In the previous section we introduced some syntax components that may be new to some of you.  Her we will provide some definitions.

Term

Definition

THIS

An object reference to the object that contains the code

THISFORM

An object reference to the form that contains the code even if that code is in a contained object.

THISFORMSET

An object reference to the formset that contains the code even if that code is in a contained object or form.

Parent

An object reference to the immediate container of the object that contains the code.  Parent can be combined to walk backwards up a containership tree, so if a textbox is contained in a page of a PageFrame in a form, This.parent.Parent.Parent refers to the form.

ActiveX and OLEControls

There have been a number of reports that the new Calendar 8.0 control does work correctly.  Folks report that when they try to set or read the calendar control’s value property they get an erroneous error condition telling them that the property doesn’t exist.

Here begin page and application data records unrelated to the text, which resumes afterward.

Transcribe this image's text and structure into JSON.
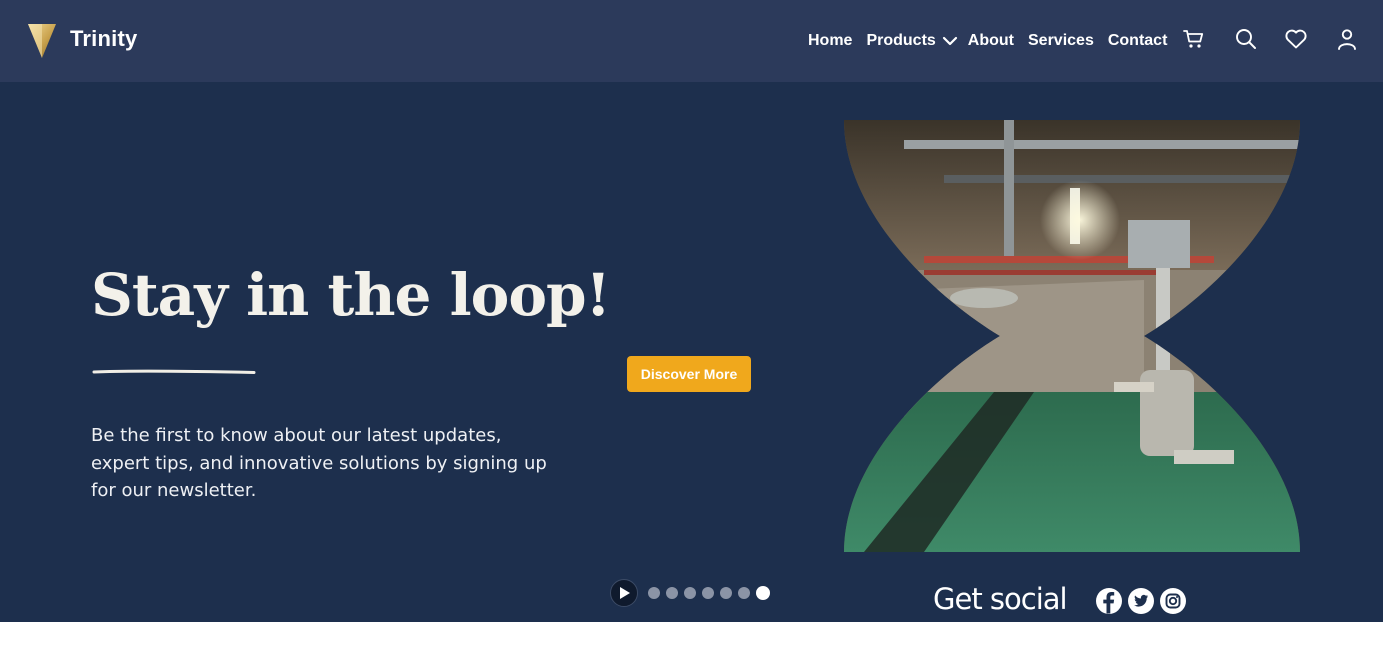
{
  "brand": {
    "name": "Trinity",
    "logo_icon": "triangle-logo-icon",
    "accent": "#e9c77b"
  },
  "nav": {
    "items": [
      {
        "label": "Home"
      },
      {
        "label": "Products",
        "has_dropdown": true
      },
      {
        "label": "About"
      },
      {
        "label": "Services"
      },
      {
        "label": "Contact"
      }
    ],
    "icons": [
      "cart-icon",
      "search-icon",
      "heart-icon",
      "user-icon"
    ]
  },
  "hero": {
    "headline": "Stay in the loop!",
    "body": "Be the first to know about our latest updates, expert tips, and innovative solutions by signing up for our newsletter.",
    "cta_label": "Discover More",
    "background": "#1d2f4d",
    "cta_color": "#f0a81c",
    "image": "hourglass-shaped photo of a basement utility room with pipes and green floor"
  },
  "carousel": {
    "slide_count": 7,
    "active_index": 6,
    "play_icon": "play-icon"
  },
  "social": {
    "label": "Get social",
    "networks": [
      "facebook-icon",
      "twitter-icon",
      "instagram-icon"
    ]
  }
}
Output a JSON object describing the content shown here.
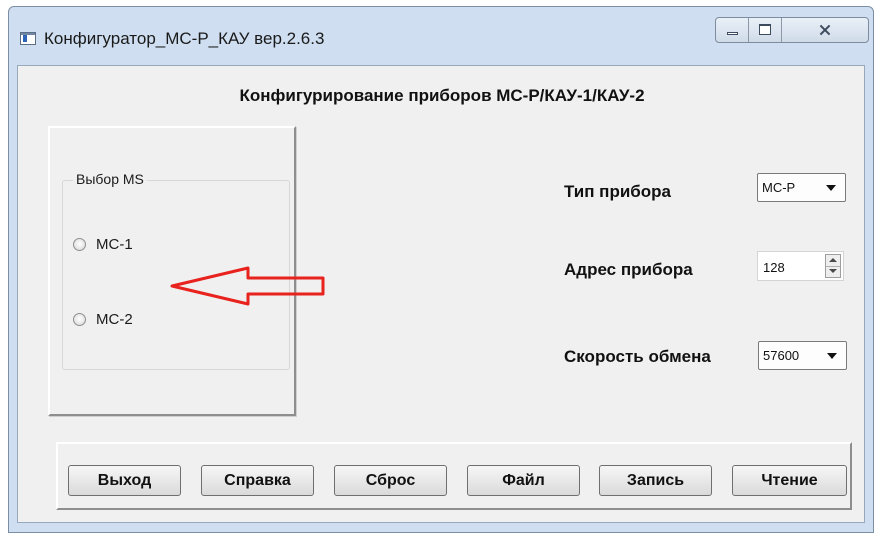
{
  "window": {
    "title": "Конфигуратор_МС-Р_КАУ вер.2.6.3",
    "controls": {
      "minimize": "minimize-icon",
      "maximize": "maximize-icon",
      "close": "close-icon"
    }
  },
  "header": {
    "title": "Конфигурирование приборов МС-Р/КАУ-1/КАУ-2"
  },
  "ms_group": {
    "label": "Выбор MS",
    "options": [
      {
        "label": "МС-1",
        "checked": false
      },
      {
        "label": "МС-2",
        "checked": false
      }
    ]
  },
  "annotation": {
    "arrow_color": "#e8221d"
  },
  "device_type": {
    "label": "Тип прибора",
    "value": "МС-Р"
  },
  "device_address": {
    "label": "Адрес прибора",
    "value": "128"
  },
  "baud_rate": {
    "label": "Скорость обмена",
    "value": "57600"
  },
  "buttons": {
    "exit": "Выход",
    "help": "Справка",
    "reset": "Сброс",
    "file": "Файл",
    "write": "Запись",
    "read": "Чтение"
  }
}
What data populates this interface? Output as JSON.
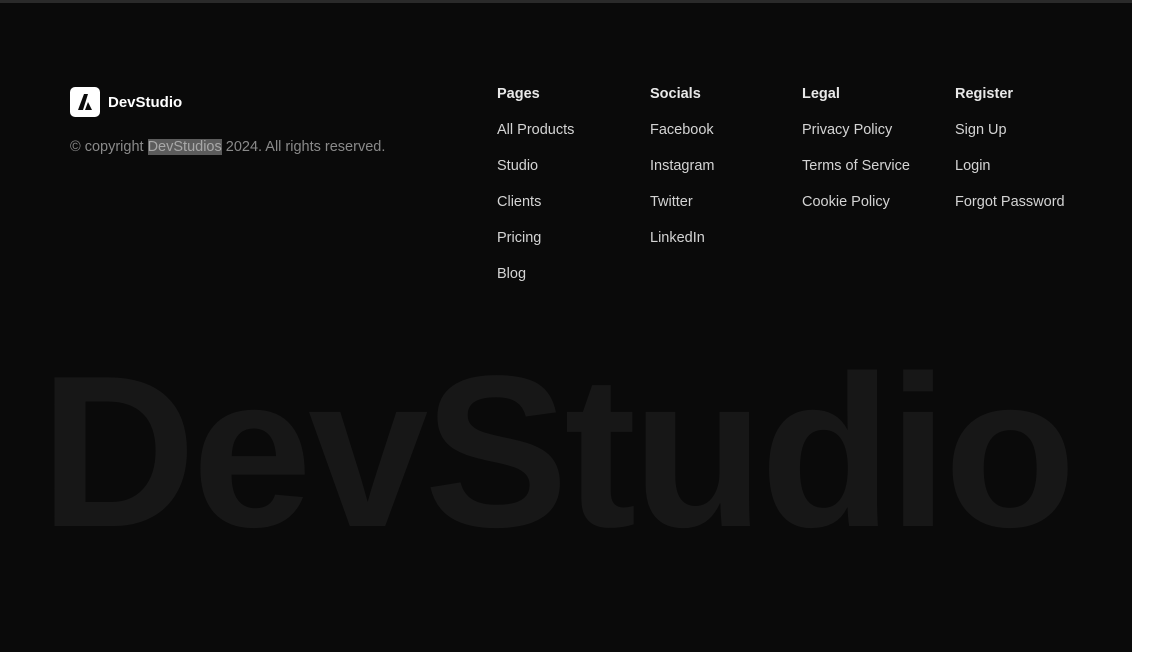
{
  "brand": {
    "name": "DevStudio",
    "logo_icon": "devstudio-logo-icon"
  },
  "copyright": {
    "prefix": "© copyright ",
    "highlighted": "DevStudios",
    "suffix": " 2024. All rights reserved."
  },
  "columns": [
    {
      "heading": "Pages",
      "links": [
        "All Products",
        "Studio",
        "Clients",
        "Pricing",
        "Blog"
      ]
    },
    {
      "heading": "Socials",
      "links": [
        "Facebook",
        "Instagram",
        "Twitter",
        "LinkedIn"
      ]
    },
    {
      "heading": "Legal",
      "links": [
        "Privacy Policy",
        "Terms of Service",
        "Cookie Policy"
      ]
    },
    {
      "heading": "Register",
      "links": [
        "Sign Up",
        "Login",
        "Forgot Password"
      ]
    }
  ],
  "watermark": "DevStudio",
  "colors": {
    "background": "#0a0a0a",
    "text": "#d4d4d4",
    "muted": "#8a8a8a",
    "watermark": "#171717",
    "logo_bg": "#ffffff"
  }
}
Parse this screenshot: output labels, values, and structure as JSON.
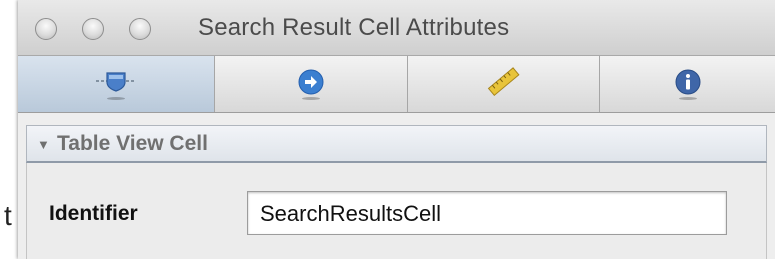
{
  "window": {
    "title": "Search Result Cell Attributes"
  },
  "background_text": "t",
  "toolbar": {
    "tabs": [
      {
        "icon": "object-inspector-icon",
        "selected": true
      },
      {
        "icon": "connections-arrow-icon",
        "selected": false
      },
      {
        "icon": "size-ruler-icon",
        "selected": false
      },
      {
        "icon": "info-icon",
        "selected": false
      }
    ]
  },
  "section": {
    "title": "Table View Cell",
    "expanded": true
  },
  "identifier": {
    "label": "Identifier",
    "value": "SearchResultsCell"
  },
  "colors": {
    "selected_tab": "#c6d3e1",
    "arrow_blue": "#3b7fd0",
    "ruler_yellow": "#e8c43a",
    "info_blue": "#3f66a8"
  }
}
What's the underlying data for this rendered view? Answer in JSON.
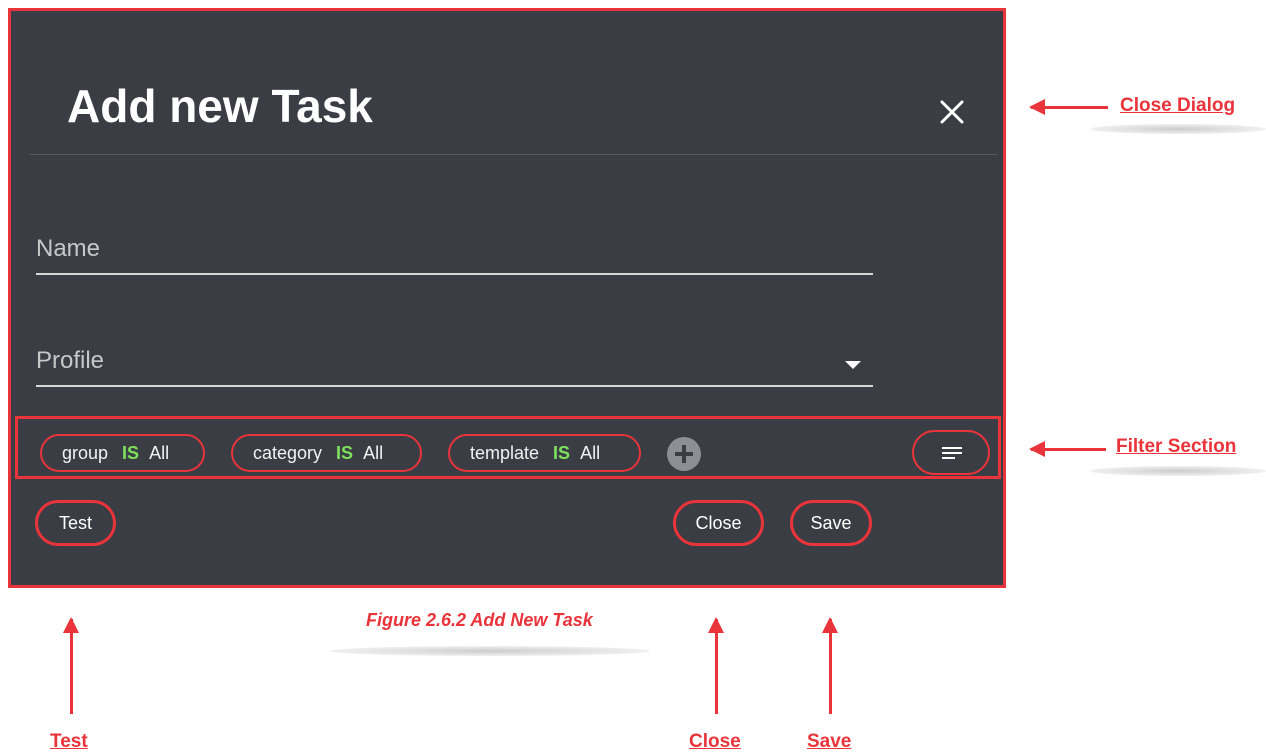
{
  "dialog": {
    "title": "Add new Task",
    "fields": {
      "name_label": "Name",
      "profile_label": "Profile"
    },
    "filters": [
      {
        "field": "group",
        "operator": "IS",
        "value": "All"
      },
      {
        "field": "category",
        "operator": "IS",
        "value": "All"
      },
      {
        "field": "template",
        "operator": "IS",
        "value": "All"
      }
    ],
    "buttons": {
      "test": "Test",
      "close": "Close",
      "save": "Save"
    }
  },
  "caption": "Figure 2.6.2 Add New Task",
  "callouts": {
    "close_dialog": "Close Dialog",
    "filter_section": "Filter Section",
    "test": "Test",
    "close": "Close",
    "save": "Save"
  },
  "colors": {
    "dialog_bg": "#3a3d44",
    "annotation": "#e8343a",
    "operator": "#7ee05c"
  },
  "icons": [
    "close-icon",
    "dropdown-arrow-icon",
    "add-filter-icon",
    "filter-menu-icon",
    "arrow-icon"
  ]
}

To understand the reason for the error and way to eliminate it is important to understand the containership for ActiveX controls in Visual FoxPro.  VFP uses the OLEControl to contain ActiveX controls. The calendar control is actually contained inside an OLEControl. To address this contained control you can use the Object property of the OLEControl.  This object property is a reference to the object contained inside of the OLEControl.  The following two lines of code explain what I mean here;

ThisForm.OLEControl1.Value = {^1999/01/01} && causes the error

ThisForm.OLEControl1.Object.Value = {^1999/01/01} && no error

Apparently, VFP is confused by the property name Value, because the OLEControl does not have one VFP reports an error.  Usually you only need to use the Object property when both the contained object and the OLEControl share properties with the same name.  It has been my experience that you are better off if you always use the Object property when addressing the object inside of the OLEControl.

Summary

This article only scratches the surface of the containership issues in Visual FoxPro.  The subject of containership could be covered in an entire book. We have discussed the major aspects of containership in how it affects our coding and the behavior of our systems. You have seen how to make the most of Visual FoxPro’s containership model in your work and how to avoid problems that can result from misunderstanding of the containership issue.